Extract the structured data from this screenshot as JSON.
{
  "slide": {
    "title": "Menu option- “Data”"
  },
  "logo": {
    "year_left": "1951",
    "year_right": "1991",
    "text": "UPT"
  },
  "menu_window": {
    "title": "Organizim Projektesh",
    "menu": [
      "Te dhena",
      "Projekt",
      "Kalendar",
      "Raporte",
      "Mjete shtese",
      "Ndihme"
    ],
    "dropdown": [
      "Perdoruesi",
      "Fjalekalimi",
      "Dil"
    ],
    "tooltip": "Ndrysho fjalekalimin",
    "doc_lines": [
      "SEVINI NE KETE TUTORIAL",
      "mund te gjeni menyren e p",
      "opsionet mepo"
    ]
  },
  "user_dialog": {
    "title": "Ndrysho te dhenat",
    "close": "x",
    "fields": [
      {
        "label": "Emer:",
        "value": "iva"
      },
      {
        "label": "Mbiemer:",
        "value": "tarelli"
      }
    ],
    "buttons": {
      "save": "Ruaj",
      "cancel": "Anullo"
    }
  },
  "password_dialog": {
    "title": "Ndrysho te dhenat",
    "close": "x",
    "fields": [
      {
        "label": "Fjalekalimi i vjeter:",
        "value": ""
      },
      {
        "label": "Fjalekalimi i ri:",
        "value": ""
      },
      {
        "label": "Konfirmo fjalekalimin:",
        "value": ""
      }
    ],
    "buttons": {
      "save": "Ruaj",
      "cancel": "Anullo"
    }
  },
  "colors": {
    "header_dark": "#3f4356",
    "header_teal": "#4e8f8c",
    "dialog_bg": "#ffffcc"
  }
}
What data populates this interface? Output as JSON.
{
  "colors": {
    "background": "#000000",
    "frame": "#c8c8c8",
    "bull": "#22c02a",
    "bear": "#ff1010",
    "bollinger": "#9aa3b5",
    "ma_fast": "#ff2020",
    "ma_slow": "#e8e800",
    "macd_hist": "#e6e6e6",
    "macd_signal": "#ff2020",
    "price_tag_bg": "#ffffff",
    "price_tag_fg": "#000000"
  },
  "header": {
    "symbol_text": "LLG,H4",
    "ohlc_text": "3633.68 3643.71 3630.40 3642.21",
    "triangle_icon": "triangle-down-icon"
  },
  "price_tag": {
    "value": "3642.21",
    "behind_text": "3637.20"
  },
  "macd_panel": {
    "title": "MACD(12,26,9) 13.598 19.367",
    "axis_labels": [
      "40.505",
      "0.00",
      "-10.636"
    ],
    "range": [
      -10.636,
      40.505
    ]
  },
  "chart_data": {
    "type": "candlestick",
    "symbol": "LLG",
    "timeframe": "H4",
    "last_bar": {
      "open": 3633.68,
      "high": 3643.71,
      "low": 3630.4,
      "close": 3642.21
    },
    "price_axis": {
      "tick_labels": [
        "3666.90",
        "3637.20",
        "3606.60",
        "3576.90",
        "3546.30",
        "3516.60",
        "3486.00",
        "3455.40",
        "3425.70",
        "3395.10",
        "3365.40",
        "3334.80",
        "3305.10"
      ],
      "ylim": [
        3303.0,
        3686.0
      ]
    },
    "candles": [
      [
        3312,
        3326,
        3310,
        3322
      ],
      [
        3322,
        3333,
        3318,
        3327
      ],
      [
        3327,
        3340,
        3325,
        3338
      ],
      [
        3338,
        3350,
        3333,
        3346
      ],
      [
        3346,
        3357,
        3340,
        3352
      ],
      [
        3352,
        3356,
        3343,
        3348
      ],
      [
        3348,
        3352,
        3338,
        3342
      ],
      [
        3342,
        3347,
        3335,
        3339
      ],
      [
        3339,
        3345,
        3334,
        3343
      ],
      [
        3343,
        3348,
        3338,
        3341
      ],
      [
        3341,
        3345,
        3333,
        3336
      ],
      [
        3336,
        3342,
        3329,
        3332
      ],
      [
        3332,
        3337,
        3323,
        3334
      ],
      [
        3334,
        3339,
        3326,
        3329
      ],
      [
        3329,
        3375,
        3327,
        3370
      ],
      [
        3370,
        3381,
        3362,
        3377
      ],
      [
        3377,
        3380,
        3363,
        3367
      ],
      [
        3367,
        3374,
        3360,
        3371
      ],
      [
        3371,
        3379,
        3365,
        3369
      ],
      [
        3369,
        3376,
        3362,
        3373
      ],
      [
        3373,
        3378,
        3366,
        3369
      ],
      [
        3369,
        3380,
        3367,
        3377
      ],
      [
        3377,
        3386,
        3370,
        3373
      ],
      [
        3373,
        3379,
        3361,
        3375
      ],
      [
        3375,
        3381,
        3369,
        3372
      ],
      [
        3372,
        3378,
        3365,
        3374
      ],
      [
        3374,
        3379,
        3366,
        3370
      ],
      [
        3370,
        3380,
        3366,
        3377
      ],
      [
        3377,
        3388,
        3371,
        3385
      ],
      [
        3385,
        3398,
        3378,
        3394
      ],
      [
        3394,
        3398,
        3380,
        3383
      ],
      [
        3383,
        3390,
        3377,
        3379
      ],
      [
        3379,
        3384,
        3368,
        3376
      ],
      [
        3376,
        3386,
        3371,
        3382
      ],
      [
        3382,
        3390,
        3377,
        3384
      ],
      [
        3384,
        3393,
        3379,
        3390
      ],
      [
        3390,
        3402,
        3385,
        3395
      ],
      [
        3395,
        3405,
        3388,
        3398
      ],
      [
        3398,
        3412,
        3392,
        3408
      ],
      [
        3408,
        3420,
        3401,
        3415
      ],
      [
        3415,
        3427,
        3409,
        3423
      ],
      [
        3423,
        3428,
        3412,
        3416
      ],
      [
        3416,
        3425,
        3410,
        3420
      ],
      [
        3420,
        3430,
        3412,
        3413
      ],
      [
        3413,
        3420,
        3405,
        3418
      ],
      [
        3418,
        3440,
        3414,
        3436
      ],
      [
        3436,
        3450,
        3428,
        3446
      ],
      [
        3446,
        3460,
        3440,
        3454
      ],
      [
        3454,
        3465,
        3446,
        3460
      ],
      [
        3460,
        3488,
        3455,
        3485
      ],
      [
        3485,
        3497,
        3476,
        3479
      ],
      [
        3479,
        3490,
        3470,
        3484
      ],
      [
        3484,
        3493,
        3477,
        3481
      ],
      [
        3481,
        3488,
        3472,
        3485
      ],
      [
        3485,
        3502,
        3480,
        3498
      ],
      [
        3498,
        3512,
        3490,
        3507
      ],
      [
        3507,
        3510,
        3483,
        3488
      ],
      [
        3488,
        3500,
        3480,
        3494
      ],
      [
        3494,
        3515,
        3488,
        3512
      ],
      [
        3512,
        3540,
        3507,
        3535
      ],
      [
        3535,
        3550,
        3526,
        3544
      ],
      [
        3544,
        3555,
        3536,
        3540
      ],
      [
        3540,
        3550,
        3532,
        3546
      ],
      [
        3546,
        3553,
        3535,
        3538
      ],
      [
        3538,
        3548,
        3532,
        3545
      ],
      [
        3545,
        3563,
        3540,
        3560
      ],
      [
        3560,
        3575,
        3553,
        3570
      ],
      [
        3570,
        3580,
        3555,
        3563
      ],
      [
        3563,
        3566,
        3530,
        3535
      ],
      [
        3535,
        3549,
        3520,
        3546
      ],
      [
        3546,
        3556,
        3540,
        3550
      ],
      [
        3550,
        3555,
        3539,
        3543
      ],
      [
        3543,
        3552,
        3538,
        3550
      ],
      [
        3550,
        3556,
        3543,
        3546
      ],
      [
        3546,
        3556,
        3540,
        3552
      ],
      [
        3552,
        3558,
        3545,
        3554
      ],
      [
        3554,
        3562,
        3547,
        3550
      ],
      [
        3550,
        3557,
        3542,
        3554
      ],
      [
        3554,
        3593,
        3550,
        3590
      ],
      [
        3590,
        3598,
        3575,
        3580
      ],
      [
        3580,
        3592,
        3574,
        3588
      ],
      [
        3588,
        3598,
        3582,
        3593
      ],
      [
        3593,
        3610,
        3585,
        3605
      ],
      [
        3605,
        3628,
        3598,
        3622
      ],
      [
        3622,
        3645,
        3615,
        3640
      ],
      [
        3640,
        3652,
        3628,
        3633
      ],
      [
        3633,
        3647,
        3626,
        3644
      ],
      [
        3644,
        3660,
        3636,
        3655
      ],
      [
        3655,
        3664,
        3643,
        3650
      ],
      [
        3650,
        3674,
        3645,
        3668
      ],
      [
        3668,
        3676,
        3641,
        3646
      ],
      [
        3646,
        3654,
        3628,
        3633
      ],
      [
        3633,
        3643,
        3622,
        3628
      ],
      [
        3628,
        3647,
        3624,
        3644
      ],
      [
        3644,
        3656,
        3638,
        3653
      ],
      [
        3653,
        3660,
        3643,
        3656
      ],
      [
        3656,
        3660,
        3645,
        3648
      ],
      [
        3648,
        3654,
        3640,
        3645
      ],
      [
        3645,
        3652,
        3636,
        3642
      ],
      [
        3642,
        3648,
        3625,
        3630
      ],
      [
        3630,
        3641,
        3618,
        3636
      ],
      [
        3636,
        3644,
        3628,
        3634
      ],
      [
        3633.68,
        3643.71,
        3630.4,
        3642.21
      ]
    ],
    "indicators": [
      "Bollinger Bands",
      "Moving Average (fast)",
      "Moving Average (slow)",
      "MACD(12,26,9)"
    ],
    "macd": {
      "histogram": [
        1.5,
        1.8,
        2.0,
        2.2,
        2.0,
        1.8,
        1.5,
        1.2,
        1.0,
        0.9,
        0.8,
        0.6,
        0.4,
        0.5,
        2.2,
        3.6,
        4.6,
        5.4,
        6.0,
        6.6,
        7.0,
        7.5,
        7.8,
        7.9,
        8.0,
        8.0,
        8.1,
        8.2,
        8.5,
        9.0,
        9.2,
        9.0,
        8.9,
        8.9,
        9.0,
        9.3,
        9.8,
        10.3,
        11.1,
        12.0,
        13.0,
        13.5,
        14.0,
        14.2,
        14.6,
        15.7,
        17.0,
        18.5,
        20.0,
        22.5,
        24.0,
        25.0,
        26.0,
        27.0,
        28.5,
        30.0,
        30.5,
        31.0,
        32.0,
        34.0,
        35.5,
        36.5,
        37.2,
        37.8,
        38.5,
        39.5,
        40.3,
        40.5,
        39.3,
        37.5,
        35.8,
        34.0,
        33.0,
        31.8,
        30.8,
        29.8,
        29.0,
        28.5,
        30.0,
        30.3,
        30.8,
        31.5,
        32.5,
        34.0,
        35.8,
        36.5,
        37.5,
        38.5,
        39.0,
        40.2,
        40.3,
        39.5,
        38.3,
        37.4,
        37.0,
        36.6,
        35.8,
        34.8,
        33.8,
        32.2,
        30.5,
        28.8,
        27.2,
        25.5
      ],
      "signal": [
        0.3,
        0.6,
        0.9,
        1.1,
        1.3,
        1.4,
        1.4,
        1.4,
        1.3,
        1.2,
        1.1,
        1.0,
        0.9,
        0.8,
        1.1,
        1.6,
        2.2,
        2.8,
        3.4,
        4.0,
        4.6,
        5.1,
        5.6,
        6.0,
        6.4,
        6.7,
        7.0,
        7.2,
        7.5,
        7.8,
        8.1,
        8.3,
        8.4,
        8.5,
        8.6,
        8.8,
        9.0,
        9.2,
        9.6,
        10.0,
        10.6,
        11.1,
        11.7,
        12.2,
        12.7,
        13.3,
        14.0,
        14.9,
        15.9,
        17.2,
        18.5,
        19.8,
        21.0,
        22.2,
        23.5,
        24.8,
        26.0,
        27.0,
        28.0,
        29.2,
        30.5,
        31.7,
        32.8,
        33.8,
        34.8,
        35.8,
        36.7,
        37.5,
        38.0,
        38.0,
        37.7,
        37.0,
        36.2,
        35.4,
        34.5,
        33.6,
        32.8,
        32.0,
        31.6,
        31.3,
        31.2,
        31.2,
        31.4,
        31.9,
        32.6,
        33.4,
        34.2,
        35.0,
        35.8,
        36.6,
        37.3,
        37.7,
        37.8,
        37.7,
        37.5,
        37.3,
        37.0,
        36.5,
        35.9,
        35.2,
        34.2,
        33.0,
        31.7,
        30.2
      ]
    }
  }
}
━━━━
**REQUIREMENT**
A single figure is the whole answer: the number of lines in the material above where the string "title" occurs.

**SOLUTION TO THE PROBLEM**
5